"The author has a deep understanding of Welsh and British folklore, which
she has skillfully woven through the story. What makes this story different
from most fantasy novels is that good and evil are not simply white and
black. The main characters are developed thoroughly, the action is
gripping, and the buildup of tension as all the pieces of the puzzle begin
to fit together is breathtaking..."
-- Quill & Quire, October, 1986
"There are deep psychological undertones in this novel, and the relationship
between Hawthorn and her father, and the feelings the girl has about being
abandoned by her mother, call for some thinking and/or discussing. The
story fairly zips along... I highly recommend this book."
-- Canadian Materials, January, 1987
"The story takes off like a shot and crackles with energy. If things get a
little complicated toward the climax, it's only because Katz seems to be
working on several levels at once, a fact which makes Sun God, Moon Witch worth a second read."
-- The Globe & Mail, December 20, 1986
"With this, (Welwyn Wilton Katz's) third novel, she has raised the ante and
composed a compelling story about the power of ancient good and evil in the
modern world. In doing so she has established herself as a Canadian answer
to the extraordinary Susan Cooper.... The author has executed a tour de
force which should entertain and enthrall her readers."
-- Children's Book News, September, 1986
"... with this story (Katz) proves herself an excellent fantasy writer.
This is a prize-winning book for intermediate readers."
-- Kids Can Read Vol. 1 #1.
"The author has a deep understanding of Welsh and British folklore, which she has skilfully woven through the story. What makes this story different from most fantasy novels, is that good and evil are not simply black and white. The dark side of the moon goddess -- her desire for ultimate power over her son -- is well portrayed, while the sun god is not completely evil. Their struggle is mirrored within the adolescent Thorny. She is trying to free herself from the people who dominate her, especially her father, and to achieve some degree of independance, while controlling the darker side of her nature.
The main characters are developed thoroughly, the action is gripping, and the build-up of tension as all the pieces of the puzzle begin to fit together is breathtaking."
--Quill and Quire, vol. 52, no. 10, October, 1986
Canadian Literature archive review of SGMW at UBC (see page 128)
Welwyn Wilton Katz: Biography, Reviews of: The Prophecy of Tau Ridoo, Witchery Hill, Sun God, Moon Witch/font>
©All Rights Reserved.
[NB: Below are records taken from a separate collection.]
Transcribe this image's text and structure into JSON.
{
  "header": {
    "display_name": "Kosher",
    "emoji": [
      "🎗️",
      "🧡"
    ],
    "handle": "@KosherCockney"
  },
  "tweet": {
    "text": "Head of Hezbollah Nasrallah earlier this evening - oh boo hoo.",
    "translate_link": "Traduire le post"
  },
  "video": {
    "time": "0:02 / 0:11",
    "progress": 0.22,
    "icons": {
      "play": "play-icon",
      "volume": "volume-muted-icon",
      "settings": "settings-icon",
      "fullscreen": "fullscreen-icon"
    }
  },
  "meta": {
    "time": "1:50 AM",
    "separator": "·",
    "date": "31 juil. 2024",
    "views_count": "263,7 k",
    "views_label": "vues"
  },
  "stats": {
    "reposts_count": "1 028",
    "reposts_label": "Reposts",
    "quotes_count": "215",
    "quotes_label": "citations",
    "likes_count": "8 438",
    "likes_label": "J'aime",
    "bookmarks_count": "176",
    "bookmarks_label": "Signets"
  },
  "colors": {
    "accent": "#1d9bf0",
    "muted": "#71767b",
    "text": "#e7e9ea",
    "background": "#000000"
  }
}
Unless otherwise indicated, all website content (except comments by others) copyright Welwyn Wilton Katz. Educators need not purchase a license for use, if already covered by Access Copyright permission.